**Materials provided:**
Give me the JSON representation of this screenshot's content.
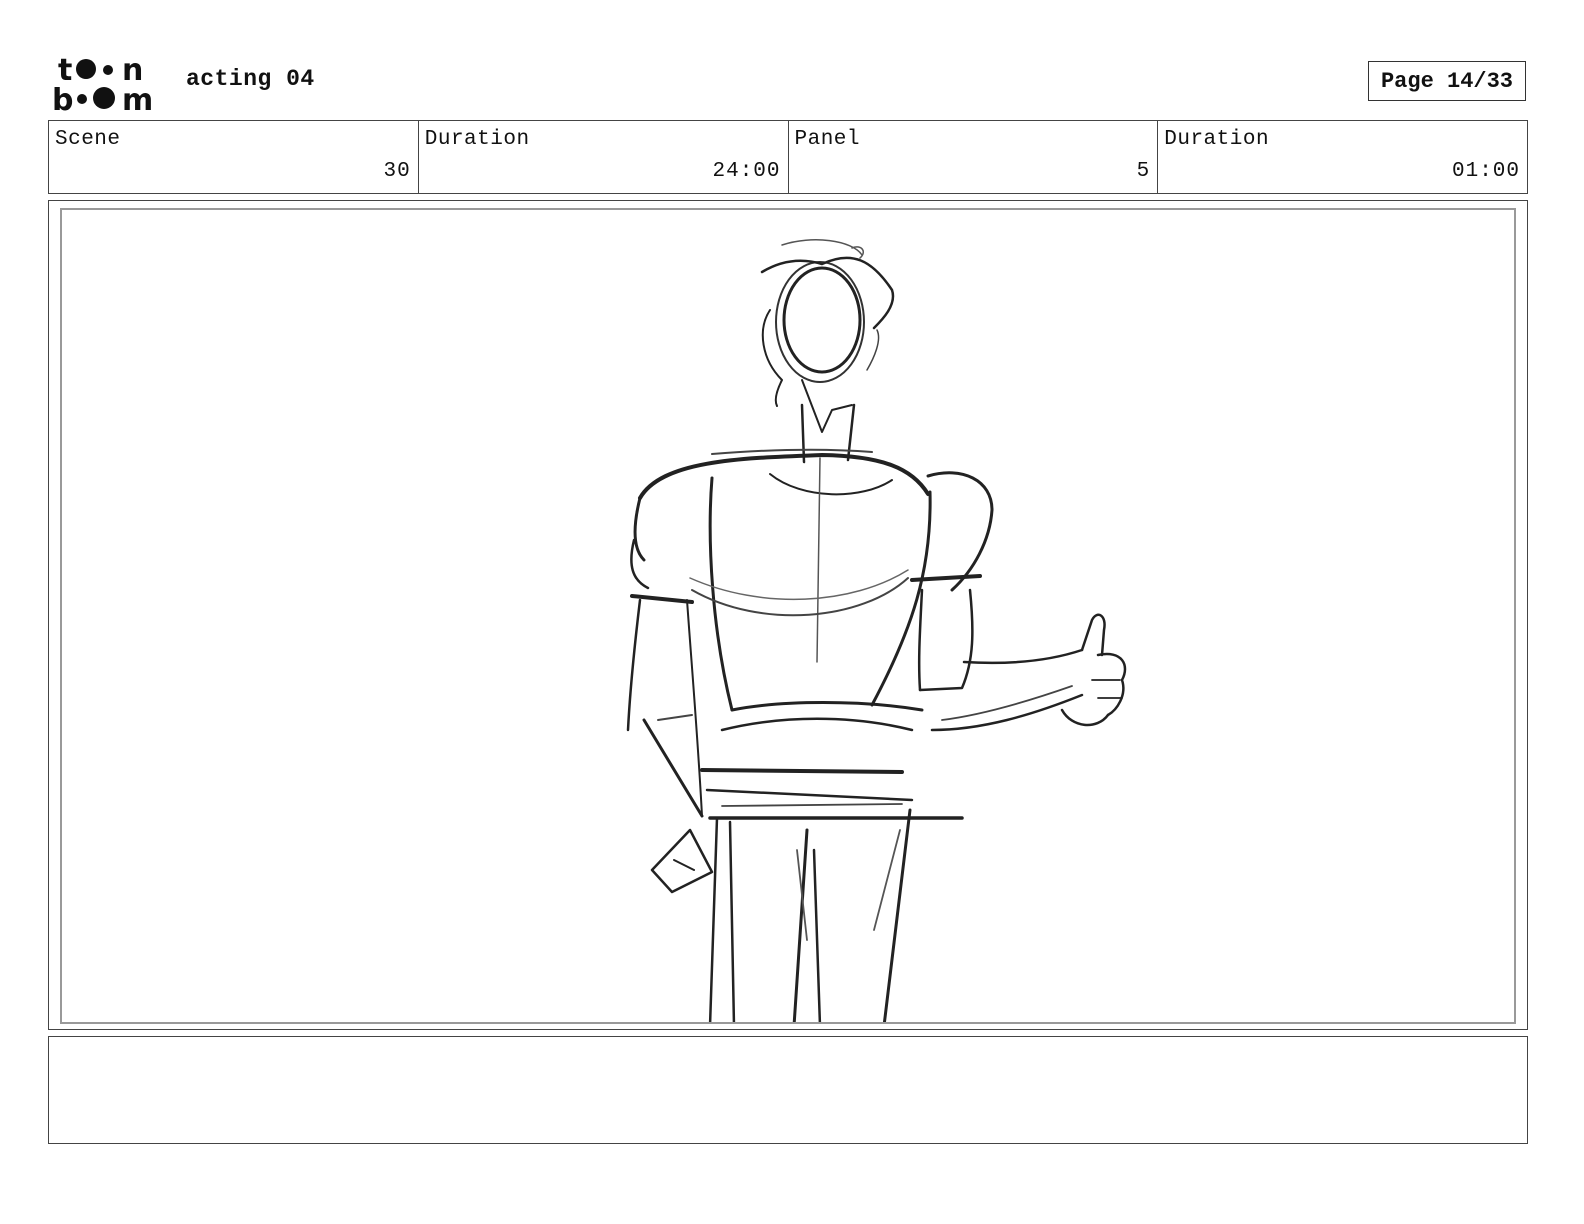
{
  "brand": {
    "logo_line1": "toon",
    "logo_line2": "boom"
  },
  "header": {
    "title": "acting 04",
    "page": "Page 14/33"
  },
  "info": {
    "scene_label": "Scene",
    "scene_value": "30",
    "scene_duration_label": "Duration",
    "scene_duration_value": "24:00",
    "panel_label": "Panel",
    "panel_value": "5",
    "panel_duration_label": "Duration",
    "panel_duration_value": "01:00"
  },
  "notes": {
    "text": ""
  }
}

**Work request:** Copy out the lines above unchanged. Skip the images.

**Solved problem:**
Give me the JSON representation of this screenshot's content.
{
  "brand": {
    "logo_line1": "toon",
    "logo_line2": "boom"
  },
  "header": {
    "title": "acting 04",
    "page": "Page 14/33"
  },
  "info": {
    "scene_label": "Scene",
    "scene_value": "30",
    "scene_duration_label": "Duration",
    "scene_duration_value": "24:00",
    "panel_label": "Panel",
    "panel_value": "5",
    "panel_duration_label": "Duration",
    "panel_duration_value": "01:00"
  },
  "notes": {
    "text": ""
  }
}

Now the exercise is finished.